10. Obstructed from racially segregated San Jose labor union local so: Dishwasher / Busboy at Host International Restaurant at San Jose Airport. Favorite things after a long shift at steaming auto-washer scraping lobster tails and yelllow rice into garbage, was to spread a thin layer of molasses over the stainless steel counter and draw pictures into it a la Peter Max. Also enjoyed going out onto tarmac where I could walk up and into parked, empty 737s late at night and sit in pilot seat. I doubt this is allowed anymore.
11. During May I was focusing on my art career painting almost full-time using savings from the miscellaneous jobs and upon being hounded by the Seattle draft board, joined the Army. It was like going on vacation. I could sleep in until six every morning, three square meals a day, lots of good company, fun activities like shooting guns, tossing grenades, judo, bayonet practice, rope climbing, camping, jumping out of planes and helicopters, lots of great music. Surrounded by complainers, I was having a nice rest and getting paid!
1. Hey Baby – Bruce Chanel / Delbert McClinton
2. Artificial Flowers – Bobby Darrin
3. Handyman – Jimmy Jones
4. Jailhouse Rock – Elvis
5. Stagger Lee – Lloyd Price
6. Smokey Places – Corsairs
7. All My Lovin’ – The Beatles
8. You Really Got Me – The Kinks
9. 123-Redlight – 1910 Fruitgum Company
10. Highway 61- Bob Dylan
I saw this last week: A middle-aged Hispanic woman leaves a large home in Atherton (wealthiest community on the surface of the earth) well after dark on a rainy night. She walks across busy six-lane roadway El Camino Real in the pitch blackness – there are no streetlights, only the flash of passing headlights of cars going fifty miles per hour. She must walk alongside one hundred foot long puddles of water along the roadway (no drainage system). These puddles are three feet wide and occupy the “pedestrian” zone. She walks inches from the traffic to avoid the deep puddles / ponds / pools. A bicyclist passes her in the dark swerving into the traffic lane to avoid her. She stands in the total darkness in the rain waiting for her bus.
1. El Camino is a California State Highway and warrants civil improvements, (drainage) superior to those of a Bulgarian village.
2. Install a paved sidewalk at least five feet wide on at least one side of El Camino starting in Menlo Park and extending through Atherton to Redwood City. Illuminate this sidewalk at night.
3. Provide a well-lighted bus shelter.
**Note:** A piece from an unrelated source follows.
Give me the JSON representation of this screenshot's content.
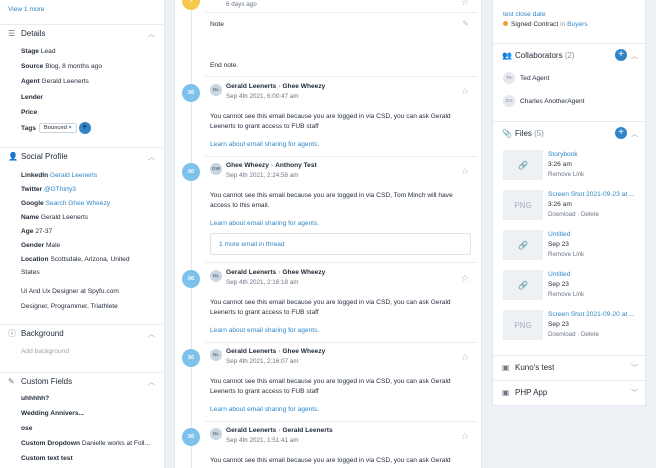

Certainly, if one assembled the hard-working, intelligent residents of Atherton, they would agree that their nannies, cooks, carpenters and gardeners deserve a safe walk home.
( two years later – Still no drainage or lights or sidewalk or bus shelter )
Willem de Kooning’s access to Cezanne was blocked during his formative years, the 1930s and 1940s, by the feverish cult of Picasso thus he never saw Cubism for what it is, Cezanne shorthand, not some cosmic invention from whole cloth. Jackson Pollock also suffered from this myopia. These two painters banged their heads silly against Picasso like loose shutters in a hurricane while the magic, beauty and grace of Cezanne eluded them thus de Koonings un-mooring after his great masterpiece “Excavation” and the early “Woman” series. Arshille Gorky, de Kooning’s mentor, was completely obsessed with Cezanne to the point of mimicking his imagery in a very accurate manner. Gorky’s obsession with Cezanne turned out to be an excellent launching pad into an original vision. Gorky could instinctively avoid the dragon’s lair of Picasso.